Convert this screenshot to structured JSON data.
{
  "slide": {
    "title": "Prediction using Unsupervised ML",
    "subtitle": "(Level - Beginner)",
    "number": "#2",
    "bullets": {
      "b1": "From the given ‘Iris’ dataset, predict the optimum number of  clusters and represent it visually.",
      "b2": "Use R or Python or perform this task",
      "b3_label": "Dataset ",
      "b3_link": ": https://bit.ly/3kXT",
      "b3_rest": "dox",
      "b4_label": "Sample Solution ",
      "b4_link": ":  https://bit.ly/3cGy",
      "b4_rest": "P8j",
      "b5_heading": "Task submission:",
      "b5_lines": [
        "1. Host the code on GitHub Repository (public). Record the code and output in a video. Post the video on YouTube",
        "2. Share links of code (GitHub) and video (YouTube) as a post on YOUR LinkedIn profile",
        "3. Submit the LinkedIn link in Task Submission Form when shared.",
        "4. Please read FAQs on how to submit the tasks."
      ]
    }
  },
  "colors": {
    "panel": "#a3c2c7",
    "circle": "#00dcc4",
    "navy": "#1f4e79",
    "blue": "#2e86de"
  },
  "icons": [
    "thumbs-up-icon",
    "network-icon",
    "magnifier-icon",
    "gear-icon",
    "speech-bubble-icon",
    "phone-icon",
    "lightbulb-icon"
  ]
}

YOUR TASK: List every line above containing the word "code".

RESPONSE:
        "1. Host the code on GitHub Repository (public). Record the code and output in a video. Post the video on YouTube",
        "2. Share links of code (GitHub) and video (YouTube) as a post on YOUR LinkedIn profile",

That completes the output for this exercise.